Morning-room in Algernons flat in Half-Moon Street.
The room looks vacant and unoccupied. [Lane is locking up until the door knocks, Algernon appears irritated by this knock.] [Enter Lane] Lane: Lady Bracknell and Gwendolen sir. [Enter Lady Bracknell and Gwendolen. Lane goes out.] Algernon [sarcastically]: My dearest Aunt and little cousin, you both have the tendency to anoint me with your presence at the most suitable times. Lady Bracknell: But Algy, every time a special event of mine presents itself you have a habit to mysteriously disappear. So I’m here to give you sufficient notice about my pending charitable event to save the Beacon Park in Chelsea. Recently, it has suffered an outrageous outbreak of squirrels that have been attacking the native vegetation. [Lady Bracknell slowly gets up whilst Gwendolen follows her with purposelessness and Algernon runs to get her cape with urgency.] Algernon: I cannot promise anything Aunt Augusta but I will make sure death is not knocking at my uncle’s door that weekend. [Algernon ponders the thought of his cousin being a mere shadow of his aunt.] [Exit Lady Bracknell and Gwendolen] [Algernon sets off in his carriage and decides his bunburying will take place in Norfolk as he has heard of a shoot (or a fashion) taking place in Blenheim Wood and has not visited the area for a good year.] SCENE

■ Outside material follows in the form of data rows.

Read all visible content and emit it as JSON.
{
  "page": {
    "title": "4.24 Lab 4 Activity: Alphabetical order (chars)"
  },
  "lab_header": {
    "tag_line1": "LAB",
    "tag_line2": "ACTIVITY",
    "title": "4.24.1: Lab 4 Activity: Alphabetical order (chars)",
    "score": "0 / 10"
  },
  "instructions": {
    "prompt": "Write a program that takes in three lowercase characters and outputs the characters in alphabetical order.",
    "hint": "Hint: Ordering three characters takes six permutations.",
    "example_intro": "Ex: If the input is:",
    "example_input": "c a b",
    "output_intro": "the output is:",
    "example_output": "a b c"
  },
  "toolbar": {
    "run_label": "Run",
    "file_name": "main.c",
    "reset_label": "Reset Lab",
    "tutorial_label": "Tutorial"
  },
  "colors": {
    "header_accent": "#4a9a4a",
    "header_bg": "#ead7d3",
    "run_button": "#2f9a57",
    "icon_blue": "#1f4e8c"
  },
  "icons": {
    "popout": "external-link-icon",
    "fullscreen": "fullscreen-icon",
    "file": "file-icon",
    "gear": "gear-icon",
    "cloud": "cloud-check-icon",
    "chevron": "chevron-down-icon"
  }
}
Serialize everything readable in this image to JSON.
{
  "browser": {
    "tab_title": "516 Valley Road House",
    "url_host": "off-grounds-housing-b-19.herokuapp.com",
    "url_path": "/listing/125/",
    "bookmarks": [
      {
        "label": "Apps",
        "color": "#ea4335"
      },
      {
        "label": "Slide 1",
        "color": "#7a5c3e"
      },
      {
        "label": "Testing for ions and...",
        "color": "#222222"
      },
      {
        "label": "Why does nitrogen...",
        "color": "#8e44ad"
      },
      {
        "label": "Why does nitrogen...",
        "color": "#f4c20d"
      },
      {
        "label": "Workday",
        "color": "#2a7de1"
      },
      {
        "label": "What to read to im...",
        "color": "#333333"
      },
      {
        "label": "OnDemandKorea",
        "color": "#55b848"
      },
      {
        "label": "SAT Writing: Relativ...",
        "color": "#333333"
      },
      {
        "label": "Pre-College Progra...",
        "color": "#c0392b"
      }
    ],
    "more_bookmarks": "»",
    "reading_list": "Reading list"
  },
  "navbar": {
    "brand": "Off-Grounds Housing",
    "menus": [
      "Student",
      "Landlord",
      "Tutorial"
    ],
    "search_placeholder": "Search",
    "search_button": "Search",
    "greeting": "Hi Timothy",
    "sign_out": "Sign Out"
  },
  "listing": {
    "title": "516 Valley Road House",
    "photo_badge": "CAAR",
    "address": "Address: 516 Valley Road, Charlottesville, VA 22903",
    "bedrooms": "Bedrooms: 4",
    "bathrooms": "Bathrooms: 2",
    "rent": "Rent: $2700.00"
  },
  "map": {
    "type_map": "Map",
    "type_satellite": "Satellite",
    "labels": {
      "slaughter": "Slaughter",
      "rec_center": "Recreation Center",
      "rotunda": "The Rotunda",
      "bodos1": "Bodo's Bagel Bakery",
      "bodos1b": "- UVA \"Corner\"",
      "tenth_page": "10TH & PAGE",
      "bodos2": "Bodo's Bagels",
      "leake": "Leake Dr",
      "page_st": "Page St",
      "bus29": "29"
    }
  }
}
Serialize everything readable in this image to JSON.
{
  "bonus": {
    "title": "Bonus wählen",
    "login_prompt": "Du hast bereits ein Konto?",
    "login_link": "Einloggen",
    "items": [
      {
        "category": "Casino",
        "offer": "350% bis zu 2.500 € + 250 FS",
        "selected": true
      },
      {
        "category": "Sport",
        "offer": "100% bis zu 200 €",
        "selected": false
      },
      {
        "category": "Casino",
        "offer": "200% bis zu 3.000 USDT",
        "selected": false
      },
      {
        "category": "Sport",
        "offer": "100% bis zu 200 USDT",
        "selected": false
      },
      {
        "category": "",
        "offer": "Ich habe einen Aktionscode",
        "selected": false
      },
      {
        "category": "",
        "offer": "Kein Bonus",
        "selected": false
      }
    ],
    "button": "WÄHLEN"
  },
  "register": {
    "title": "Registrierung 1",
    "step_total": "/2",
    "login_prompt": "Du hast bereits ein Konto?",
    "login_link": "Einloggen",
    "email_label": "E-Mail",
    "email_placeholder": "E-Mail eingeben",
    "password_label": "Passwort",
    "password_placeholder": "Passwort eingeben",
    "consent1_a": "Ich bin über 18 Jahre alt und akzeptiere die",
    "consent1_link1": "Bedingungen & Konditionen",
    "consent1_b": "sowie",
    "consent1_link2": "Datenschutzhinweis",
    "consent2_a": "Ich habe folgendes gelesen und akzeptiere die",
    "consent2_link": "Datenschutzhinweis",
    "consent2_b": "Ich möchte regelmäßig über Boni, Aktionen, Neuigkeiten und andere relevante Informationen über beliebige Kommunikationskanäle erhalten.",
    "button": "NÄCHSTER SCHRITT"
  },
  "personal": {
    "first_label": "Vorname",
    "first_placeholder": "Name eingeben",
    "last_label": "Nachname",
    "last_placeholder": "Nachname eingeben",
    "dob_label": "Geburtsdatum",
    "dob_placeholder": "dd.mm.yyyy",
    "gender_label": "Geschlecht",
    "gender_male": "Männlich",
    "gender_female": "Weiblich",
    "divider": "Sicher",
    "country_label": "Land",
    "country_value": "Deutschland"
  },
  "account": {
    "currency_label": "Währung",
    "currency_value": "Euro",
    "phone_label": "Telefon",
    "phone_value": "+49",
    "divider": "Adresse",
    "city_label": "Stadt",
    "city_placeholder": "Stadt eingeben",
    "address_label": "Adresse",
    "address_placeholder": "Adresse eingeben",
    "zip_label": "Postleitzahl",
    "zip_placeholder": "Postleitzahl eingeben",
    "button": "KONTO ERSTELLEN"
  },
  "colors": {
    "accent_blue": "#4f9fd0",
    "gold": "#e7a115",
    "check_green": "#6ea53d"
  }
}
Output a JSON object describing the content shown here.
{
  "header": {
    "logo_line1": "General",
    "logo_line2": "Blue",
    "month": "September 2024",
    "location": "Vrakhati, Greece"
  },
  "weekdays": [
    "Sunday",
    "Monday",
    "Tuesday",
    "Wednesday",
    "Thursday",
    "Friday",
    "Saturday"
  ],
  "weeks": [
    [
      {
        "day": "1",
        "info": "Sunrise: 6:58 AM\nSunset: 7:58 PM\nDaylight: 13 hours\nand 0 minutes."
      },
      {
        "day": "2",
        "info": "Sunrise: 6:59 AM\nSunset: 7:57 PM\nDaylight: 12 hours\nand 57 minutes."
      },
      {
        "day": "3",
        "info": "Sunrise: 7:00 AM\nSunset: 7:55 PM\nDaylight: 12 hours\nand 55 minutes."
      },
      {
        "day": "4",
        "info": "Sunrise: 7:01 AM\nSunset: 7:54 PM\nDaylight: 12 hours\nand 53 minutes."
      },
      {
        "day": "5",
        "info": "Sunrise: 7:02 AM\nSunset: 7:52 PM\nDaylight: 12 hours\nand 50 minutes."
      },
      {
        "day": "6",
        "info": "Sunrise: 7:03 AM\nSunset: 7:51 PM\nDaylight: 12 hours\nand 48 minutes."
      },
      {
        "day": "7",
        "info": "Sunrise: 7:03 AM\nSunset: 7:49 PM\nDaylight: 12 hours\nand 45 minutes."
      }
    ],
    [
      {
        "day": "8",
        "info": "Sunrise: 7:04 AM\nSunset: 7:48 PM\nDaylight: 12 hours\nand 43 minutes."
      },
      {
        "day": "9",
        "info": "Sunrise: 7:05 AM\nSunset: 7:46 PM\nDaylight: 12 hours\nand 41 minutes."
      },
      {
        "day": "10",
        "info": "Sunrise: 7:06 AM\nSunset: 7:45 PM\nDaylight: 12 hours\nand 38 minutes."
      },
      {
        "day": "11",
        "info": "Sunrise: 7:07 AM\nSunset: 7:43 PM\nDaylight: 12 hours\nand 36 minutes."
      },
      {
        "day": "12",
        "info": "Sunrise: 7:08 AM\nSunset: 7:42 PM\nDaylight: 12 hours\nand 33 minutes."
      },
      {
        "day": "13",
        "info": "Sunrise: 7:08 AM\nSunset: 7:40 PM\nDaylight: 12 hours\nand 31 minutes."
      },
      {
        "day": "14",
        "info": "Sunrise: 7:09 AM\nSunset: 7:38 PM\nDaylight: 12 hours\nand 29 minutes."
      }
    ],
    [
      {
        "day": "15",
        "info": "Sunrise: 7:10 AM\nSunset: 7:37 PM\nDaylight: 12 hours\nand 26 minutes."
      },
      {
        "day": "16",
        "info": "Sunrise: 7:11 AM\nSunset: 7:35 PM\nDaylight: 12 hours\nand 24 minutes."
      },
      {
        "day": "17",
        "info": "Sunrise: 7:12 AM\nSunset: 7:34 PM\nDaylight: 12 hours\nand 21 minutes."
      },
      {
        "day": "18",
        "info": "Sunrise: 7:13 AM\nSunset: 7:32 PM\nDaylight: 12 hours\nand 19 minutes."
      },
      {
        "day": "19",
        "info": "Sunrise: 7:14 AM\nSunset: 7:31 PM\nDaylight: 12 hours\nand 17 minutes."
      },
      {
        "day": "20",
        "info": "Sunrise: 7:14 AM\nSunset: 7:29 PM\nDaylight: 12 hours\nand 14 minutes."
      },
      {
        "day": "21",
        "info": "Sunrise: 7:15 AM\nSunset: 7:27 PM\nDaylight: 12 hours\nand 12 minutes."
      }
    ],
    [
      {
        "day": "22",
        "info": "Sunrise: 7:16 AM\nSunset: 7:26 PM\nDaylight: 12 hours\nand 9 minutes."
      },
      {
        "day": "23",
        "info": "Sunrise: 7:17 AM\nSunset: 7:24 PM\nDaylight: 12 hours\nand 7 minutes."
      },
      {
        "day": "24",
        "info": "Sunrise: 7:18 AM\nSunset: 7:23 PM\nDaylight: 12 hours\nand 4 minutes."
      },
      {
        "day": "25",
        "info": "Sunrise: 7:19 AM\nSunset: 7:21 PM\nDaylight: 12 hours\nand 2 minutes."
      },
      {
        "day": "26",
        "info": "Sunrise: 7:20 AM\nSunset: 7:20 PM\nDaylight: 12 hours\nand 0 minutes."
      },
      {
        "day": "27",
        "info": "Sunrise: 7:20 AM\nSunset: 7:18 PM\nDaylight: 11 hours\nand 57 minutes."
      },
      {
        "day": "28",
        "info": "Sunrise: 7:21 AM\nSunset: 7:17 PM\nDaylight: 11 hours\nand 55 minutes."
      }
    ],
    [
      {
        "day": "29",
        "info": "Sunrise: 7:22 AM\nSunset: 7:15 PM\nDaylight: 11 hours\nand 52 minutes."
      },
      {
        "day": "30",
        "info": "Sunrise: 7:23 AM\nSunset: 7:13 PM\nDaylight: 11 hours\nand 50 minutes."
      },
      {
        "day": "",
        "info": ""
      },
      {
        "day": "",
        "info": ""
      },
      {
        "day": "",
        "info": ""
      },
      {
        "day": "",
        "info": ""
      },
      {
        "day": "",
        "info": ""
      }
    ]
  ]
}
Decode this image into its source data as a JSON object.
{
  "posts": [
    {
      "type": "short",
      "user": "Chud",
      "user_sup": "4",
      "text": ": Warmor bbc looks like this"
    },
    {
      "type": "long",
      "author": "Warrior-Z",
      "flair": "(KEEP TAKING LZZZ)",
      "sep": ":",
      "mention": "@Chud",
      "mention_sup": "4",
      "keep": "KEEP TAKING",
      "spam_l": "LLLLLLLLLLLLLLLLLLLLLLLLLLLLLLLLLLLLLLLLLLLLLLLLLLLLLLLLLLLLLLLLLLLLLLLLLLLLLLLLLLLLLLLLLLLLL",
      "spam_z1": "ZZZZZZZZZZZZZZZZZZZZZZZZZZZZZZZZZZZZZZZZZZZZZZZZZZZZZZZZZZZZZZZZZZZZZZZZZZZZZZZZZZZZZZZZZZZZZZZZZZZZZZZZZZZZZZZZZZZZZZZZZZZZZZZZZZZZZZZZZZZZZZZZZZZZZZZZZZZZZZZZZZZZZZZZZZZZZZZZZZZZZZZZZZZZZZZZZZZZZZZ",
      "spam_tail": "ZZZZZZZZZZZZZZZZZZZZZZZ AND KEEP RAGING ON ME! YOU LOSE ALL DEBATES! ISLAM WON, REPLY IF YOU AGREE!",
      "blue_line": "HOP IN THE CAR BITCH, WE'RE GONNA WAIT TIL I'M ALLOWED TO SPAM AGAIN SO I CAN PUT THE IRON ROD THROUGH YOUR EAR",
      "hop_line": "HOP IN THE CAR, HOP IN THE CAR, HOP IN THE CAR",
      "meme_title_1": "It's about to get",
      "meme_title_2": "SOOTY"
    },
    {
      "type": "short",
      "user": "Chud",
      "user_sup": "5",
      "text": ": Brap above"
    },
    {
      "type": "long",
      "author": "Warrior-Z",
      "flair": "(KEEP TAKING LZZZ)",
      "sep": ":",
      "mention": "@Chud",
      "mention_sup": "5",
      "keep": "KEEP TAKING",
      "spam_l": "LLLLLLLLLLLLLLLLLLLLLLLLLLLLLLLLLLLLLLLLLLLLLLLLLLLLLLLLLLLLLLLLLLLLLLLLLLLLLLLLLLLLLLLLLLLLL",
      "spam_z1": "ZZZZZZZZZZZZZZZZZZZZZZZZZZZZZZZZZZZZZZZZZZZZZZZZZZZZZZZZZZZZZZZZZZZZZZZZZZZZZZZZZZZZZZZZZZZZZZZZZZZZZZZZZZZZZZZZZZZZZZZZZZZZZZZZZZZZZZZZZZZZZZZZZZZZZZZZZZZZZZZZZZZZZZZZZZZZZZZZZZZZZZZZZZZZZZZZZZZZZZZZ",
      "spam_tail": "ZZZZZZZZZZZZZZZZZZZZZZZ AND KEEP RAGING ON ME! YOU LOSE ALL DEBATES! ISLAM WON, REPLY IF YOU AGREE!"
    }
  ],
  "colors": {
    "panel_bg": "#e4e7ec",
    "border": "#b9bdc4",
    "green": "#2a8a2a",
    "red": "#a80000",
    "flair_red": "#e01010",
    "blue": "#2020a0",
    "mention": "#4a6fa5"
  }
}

Norfolk, Grand Hotel [Algernon arrives late at night and checks into a luxurious hotel right on the coast. The Grand Hotel.] [Enter Algernon] Hotelier [content]: Mr. Moncrieff, what a delight to have you here again, you made quite the impression on our guests during our comedy night held here sometime last January, we had never seen so much champagne consumed! [Algernon removes a cigarette from his fashionable case.] Algernon: One can only possibly really enjoy comedy accompanied with first-rate champagne, and before I forget, it wouldn’t be much aggravation for you to check if Lord Albert Reginald has checked into the Grand Hotel within the last year? Hotelier: Certainly Sir, I was not aware the two of you were acquainted despite your annual visits. Algernon: It is of no importance of whether we have been previously acquainted or not but if we shall be re-acquainted again. Hotelier: Of course sir. You will be pleased to hear that he in fact checked in yesterday, just in time for afternoon tea. Algernon: I am satisfied, although his arrival time outdoes mine. Tea time is quite a fashionable hour to arrive somewhere especially due to your extraordinary English breakfast tea and scones; it is some of the best I ever touched. Hotelier: Your room will be on the West wing sir, floor 2 room number 22. Algernon [Irritated]: West wing?! If I stand corrected the view of the coastline is on the East wing, I would have stayed in my own apartment if I wanted to see the view of a cluster of aimless middle classes seeking to gain upper class status and street beggars. Honestly! Hotelier: Apologies sir for the complete booking of the West wing, people must be seeking the same satisfaction as you. Perhaps you could arrange with Lord Albert Reginald to give you his room. After all, he took the last vacancy and he seems to be generous man. Algernon: Clearly you and Reginald have not been acquainted. I would describe him more as reckless, spoiled and overly-extravagant. Bit like myself I must add.
I will settle this later in the smoking room.
For now put me in a room a little less conventional. Actually, put me in the penthouse I can tell this bunburying will be a good one...I mean trip. Hotelier: Certainly sir. [Later on that same evening Algernon retires to the smoking room with a new necktie and matching buttonhole flower. He notices men playing bridge. He joins the group whom he is already familiar with who are drinking and smoking. Algernon orders one of the finest cigars on the menu and a